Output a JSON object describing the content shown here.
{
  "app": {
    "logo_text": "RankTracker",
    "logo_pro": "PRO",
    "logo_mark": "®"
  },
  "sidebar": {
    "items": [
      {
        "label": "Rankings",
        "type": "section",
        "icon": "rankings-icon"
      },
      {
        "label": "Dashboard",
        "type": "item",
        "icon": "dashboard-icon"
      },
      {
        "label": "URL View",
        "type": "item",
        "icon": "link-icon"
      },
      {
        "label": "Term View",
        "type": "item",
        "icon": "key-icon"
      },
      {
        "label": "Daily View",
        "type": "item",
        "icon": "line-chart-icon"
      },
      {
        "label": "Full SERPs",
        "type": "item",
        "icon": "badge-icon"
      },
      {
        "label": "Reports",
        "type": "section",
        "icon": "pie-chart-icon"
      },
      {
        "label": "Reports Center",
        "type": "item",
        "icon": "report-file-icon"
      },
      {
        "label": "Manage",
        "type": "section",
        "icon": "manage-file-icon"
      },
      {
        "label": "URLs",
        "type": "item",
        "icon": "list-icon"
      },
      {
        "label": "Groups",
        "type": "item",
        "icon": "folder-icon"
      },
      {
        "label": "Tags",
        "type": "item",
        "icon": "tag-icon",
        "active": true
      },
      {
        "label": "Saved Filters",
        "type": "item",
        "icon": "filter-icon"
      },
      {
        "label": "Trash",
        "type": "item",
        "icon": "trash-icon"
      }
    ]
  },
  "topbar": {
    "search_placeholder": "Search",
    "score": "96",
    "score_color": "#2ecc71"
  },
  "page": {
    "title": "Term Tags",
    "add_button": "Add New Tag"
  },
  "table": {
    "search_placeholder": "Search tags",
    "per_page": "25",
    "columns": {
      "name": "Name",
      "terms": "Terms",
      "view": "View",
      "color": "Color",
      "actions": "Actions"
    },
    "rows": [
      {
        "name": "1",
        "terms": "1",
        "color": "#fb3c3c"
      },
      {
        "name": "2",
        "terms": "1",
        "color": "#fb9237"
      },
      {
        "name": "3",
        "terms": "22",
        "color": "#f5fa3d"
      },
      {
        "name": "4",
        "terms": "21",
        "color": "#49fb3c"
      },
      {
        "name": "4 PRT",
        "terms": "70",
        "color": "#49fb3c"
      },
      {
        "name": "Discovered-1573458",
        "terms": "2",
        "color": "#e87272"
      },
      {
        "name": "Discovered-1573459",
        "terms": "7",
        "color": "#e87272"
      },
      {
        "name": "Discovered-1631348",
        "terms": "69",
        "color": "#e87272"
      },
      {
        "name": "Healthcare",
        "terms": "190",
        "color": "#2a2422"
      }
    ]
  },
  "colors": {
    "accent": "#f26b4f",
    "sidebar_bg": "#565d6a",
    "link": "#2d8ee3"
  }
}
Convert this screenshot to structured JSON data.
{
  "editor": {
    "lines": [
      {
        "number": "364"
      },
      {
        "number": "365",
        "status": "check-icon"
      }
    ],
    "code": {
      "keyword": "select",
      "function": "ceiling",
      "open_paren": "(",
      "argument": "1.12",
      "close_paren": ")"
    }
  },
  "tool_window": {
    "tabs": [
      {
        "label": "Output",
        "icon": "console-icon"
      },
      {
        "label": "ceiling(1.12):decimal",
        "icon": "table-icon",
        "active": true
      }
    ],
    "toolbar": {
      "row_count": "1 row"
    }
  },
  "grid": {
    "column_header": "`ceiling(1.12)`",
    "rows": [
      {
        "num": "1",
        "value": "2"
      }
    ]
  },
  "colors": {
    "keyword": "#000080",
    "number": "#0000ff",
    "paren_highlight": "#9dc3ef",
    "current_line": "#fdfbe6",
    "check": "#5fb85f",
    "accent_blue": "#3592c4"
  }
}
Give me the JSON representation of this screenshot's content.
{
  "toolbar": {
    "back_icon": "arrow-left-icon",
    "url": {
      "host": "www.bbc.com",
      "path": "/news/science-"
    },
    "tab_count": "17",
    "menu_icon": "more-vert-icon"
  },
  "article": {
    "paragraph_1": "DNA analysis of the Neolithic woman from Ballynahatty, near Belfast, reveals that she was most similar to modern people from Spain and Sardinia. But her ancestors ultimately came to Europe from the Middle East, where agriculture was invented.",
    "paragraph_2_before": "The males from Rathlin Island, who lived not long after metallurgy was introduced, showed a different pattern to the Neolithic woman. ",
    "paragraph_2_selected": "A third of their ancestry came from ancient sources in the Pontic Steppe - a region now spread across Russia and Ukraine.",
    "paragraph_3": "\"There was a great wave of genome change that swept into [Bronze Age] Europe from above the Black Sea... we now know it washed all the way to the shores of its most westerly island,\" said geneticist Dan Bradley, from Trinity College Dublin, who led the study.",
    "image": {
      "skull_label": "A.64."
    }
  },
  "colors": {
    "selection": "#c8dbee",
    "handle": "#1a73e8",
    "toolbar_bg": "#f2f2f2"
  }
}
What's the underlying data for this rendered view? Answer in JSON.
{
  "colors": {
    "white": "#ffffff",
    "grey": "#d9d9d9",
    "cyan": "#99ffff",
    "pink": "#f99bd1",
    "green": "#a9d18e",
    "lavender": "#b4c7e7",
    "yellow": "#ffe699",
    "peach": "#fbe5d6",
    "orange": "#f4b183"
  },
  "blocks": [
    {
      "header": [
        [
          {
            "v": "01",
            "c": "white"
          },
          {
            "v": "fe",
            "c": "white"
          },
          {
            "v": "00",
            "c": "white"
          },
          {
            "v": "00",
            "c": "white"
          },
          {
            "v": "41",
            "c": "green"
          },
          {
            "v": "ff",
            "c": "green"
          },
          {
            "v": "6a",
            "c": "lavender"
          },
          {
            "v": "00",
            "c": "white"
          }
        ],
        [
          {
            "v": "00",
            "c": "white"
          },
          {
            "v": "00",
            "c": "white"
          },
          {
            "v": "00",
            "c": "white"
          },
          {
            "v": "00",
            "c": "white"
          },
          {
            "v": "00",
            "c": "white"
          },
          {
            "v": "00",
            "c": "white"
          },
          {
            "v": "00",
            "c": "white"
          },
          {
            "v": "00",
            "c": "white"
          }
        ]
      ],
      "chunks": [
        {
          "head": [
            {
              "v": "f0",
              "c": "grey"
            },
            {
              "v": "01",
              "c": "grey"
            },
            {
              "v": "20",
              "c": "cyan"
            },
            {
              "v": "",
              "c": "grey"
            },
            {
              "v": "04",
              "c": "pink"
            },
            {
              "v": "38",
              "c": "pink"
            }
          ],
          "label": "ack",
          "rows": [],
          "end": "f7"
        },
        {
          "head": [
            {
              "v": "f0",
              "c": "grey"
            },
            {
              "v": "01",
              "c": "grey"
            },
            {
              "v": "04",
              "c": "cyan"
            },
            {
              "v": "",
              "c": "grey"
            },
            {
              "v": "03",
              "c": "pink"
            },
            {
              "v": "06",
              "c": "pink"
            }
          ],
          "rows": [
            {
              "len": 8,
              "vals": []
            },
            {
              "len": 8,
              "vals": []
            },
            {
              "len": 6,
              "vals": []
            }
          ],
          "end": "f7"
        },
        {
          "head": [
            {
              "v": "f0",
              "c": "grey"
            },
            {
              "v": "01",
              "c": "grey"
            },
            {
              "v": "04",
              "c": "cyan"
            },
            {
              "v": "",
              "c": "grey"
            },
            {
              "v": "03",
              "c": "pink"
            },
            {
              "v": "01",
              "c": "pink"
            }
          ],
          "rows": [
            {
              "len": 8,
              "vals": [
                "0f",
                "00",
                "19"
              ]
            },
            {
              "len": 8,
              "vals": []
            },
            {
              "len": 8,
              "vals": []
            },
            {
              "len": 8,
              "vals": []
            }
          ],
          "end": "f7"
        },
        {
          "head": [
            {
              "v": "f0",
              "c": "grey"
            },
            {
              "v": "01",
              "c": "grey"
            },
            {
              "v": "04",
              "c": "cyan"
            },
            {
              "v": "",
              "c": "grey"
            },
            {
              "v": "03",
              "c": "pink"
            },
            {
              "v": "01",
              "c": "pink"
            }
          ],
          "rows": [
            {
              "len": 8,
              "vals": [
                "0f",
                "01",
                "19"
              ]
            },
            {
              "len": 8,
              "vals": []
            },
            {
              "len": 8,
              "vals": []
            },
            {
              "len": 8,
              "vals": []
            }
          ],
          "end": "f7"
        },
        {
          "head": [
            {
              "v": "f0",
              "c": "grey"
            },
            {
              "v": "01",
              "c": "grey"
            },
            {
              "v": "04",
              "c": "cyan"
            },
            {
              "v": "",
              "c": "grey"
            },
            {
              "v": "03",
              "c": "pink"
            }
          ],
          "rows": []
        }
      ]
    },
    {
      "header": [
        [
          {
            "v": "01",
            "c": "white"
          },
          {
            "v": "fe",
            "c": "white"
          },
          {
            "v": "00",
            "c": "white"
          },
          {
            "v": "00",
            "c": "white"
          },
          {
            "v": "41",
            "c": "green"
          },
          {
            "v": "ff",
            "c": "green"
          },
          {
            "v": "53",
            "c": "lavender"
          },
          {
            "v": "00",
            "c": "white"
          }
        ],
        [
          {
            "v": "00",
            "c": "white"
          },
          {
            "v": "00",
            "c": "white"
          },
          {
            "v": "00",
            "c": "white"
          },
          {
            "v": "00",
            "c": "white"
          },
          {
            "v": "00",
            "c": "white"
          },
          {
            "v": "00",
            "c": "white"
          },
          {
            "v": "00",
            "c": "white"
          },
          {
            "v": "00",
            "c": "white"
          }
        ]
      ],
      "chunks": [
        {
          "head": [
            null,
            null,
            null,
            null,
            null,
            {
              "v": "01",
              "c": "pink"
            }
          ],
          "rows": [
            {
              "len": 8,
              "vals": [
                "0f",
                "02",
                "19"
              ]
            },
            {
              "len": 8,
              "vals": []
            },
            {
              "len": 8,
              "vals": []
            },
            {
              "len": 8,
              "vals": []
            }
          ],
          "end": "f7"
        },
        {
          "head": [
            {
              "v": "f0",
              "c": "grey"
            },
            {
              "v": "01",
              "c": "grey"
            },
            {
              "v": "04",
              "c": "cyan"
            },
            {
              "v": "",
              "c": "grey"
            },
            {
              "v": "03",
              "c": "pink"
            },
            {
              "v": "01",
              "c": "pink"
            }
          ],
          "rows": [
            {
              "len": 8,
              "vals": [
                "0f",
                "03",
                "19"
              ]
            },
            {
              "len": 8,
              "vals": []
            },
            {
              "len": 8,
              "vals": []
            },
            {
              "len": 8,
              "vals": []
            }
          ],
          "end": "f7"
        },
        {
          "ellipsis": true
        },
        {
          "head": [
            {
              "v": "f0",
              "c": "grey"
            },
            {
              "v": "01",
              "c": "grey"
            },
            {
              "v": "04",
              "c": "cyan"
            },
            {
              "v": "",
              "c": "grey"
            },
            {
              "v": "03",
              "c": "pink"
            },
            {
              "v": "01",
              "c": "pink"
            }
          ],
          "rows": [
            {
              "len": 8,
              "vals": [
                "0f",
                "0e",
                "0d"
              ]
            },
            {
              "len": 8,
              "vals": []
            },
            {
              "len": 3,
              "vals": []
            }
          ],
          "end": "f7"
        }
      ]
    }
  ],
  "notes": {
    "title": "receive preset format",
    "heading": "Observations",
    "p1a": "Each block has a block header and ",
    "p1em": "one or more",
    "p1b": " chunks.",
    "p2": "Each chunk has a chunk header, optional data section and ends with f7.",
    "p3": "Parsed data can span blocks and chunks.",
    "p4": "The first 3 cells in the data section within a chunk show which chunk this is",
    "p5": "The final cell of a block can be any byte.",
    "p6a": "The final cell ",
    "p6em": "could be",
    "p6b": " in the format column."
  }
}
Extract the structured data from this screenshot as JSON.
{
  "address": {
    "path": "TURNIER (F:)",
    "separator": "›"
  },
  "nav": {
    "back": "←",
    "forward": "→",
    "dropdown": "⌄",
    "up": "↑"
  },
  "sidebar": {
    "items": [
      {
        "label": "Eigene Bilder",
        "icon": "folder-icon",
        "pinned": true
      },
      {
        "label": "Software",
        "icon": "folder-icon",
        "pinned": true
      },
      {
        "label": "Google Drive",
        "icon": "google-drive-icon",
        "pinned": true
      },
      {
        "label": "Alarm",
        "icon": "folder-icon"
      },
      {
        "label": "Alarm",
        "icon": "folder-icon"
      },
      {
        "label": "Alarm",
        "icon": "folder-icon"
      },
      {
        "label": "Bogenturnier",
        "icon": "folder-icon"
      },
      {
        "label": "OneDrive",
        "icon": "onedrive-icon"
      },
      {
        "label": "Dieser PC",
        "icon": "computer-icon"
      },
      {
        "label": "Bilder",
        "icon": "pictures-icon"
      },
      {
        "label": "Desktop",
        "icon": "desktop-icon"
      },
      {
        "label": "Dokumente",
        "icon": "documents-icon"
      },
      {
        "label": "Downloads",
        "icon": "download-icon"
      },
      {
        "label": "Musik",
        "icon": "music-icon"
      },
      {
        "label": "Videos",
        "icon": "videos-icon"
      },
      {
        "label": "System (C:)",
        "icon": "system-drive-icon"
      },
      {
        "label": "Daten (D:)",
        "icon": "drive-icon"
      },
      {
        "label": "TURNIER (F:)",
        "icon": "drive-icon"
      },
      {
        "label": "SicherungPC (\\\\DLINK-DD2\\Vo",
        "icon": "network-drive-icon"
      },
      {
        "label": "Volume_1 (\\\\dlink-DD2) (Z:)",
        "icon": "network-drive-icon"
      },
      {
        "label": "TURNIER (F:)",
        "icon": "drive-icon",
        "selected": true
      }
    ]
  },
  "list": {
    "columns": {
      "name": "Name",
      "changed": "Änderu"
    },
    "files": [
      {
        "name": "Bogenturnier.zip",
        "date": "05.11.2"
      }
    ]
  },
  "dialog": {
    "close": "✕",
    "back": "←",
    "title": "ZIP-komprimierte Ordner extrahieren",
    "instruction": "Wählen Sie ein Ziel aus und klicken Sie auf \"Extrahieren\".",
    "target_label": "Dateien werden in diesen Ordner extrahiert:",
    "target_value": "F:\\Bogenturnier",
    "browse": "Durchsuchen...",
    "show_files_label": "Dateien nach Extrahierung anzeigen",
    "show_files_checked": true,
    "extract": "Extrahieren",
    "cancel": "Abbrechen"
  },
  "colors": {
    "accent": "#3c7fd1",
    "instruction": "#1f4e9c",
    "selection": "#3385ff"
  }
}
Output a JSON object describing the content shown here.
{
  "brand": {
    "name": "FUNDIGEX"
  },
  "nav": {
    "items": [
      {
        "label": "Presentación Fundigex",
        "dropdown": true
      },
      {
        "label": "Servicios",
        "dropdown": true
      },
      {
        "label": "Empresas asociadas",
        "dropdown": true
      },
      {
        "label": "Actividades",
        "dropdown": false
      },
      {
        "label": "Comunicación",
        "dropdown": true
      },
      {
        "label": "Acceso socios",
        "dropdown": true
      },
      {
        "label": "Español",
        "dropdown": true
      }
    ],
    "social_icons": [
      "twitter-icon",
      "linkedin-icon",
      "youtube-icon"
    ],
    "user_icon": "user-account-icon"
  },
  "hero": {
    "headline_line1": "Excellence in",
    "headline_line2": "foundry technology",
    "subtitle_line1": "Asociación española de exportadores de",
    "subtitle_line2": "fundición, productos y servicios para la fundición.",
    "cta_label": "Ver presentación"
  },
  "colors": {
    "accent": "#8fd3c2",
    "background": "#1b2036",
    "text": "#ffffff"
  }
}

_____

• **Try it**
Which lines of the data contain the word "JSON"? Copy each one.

• **Answer space**
Output a JSON object describing the content shown here.
Convert this screenshot to structured JSON data.
Give me the JSON representation of this screenshot's content.
What's the underlying data for this rendered view? Answer in JSON.
Extract the structured data from this screenshot as JSON.
Output a JSON object describing the content shown here.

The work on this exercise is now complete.